Remember how the Yankees and some other teams were all mad at StubHub because … well, their reasoning was completely silly, but know that several teams are not happy with StubHub. Seems they’re looking at alternatives: like going with Ticketmaster over StubHub as the official resale vendor for tickets.
I’m not sure how this would make baseball teams happier, because the issue they are mad about — the secondary seller has tickets listed below box office prices — won’t be solved with Ticketmaster. Ticketmaster does resale for the NHL and the NBA and it’s the same story: if the game isn’t sold out, you can always find cheap tickets on a secondary basis.
But hey, teams could get revenge on those bottom-feeding fans they hate so much: Ticketmaster is way more annoying that StubHub and the fees are often higher, so that’d show ’em!
UPDATE: I could be wrong about the price floors with Ticketmaster. I’m told by a couple people that they do for NHL tickets, meaning that even when a game is not sold out, you can’t get tickets from Ticketmaster below box office price. On the other hand, I’m told that their fees are more reasonable than StubHub’s.
Christian Yelich simply can’t be stopped. The Brewers outfielder (and defending NL MVP) entered Saturday’s game with a league-leading 11 home runs after swatting two against the Dodgers on Friday night, then clubbed another two homers in the first six innings of Saturday’s game.
The first came on a 2-1 pitch from the Dodgers’ Hyun-Jin Ryu, who lobbed a changeup toward the bottom of the strike zone before it was lifted up and out to center field for a solo home run in the third inning.
While Chase Anderson and Alex Claudio held down the fort against the Dodgers’ lineup, Yelich prepared for his second blast in the sixth inning — this one a 421-foot double-decker on a first-pitch curveball from Ryu.
Yelich’s 13 home runs not only gave him a stronger grip on the league’s leaderboard, but helped him tie yet another franchise record, too. Per MLB.com’s Adam McCalvy, he’s tied with Prince Fielder for the most home runs hit by a Brewers player in a single month, and sits just one home run shy of tying Álex Rodríguez’s 2007 record for most home runs hit within any club’s first 22 games of the season.
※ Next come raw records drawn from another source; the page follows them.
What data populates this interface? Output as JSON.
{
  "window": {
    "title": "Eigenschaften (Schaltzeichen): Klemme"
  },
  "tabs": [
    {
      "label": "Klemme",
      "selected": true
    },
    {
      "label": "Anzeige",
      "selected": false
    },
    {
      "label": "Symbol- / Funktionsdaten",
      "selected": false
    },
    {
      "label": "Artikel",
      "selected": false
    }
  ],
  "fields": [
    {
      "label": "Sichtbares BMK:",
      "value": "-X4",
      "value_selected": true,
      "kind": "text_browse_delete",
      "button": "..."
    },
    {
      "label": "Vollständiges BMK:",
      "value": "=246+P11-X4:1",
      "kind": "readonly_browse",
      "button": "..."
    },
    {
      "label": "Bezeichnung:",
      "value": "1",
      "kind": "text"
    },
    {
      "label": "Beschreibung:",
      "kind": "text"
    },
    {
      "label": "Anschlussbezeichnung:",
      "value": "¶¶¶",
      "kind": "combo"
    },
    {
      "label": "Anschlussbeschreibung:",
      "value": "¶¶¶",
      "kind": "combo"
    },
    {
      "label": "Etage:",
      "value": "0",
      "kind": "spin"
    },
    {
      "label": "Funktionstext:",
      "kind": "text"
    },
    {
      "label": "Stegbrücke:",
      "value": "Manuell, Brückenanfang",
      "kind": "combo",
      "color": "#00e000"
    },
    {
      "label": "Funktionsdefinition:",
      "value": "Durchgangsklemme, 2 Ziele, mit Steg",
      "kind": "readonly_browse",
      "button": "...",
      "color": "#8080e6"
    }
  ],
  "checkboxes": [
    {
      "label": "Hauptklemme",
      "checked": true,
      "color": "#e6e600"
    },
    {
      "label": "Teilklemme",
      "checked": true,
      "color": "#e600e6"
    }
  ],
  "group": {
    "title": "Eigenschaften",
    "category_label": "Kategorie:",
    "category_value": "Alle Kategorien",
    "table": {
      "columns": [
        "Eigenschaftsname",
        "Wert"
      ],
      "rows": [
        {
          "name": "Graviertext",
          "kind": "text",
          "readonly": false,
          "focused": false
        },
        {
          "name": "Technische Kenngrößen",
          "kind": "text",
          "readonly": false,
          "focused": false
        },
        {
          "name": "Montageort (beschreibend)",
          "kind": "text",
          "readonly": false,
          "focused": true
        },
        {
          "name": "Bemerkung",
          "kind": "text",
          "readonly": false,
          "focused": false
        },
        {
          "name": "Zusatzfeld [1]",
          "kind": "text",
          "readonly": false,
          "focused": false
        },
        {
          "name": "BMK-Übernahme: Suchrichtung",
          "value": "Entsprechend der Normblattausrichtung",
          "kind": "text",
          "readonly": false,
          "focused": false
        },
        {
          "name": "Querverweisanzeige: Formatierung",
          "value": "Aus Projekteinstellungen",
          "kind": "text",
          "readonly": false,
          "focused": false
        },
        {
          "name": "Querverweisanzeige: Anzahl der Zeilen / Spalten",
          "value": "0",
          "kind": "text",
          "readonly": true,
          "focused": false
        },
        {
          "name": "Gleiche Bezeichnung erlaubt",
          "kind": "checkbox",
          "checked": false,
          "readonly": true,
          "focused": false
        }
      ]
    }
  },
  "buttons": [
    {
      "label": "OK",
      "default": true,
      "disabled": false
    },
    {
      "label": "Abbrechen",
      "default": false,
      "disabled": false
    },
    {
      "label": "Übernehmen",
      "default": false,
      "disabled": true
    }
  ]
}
It may be far too early to predict which players will finish first in the MVP races this fall, but there’s no denying Yelich has already set himself apart from the competition. Through Saturday’s performance, he’s batting .361/.459/.880 with a 1.329 OPS and MLB-best 31 RBI across 98 PA so far.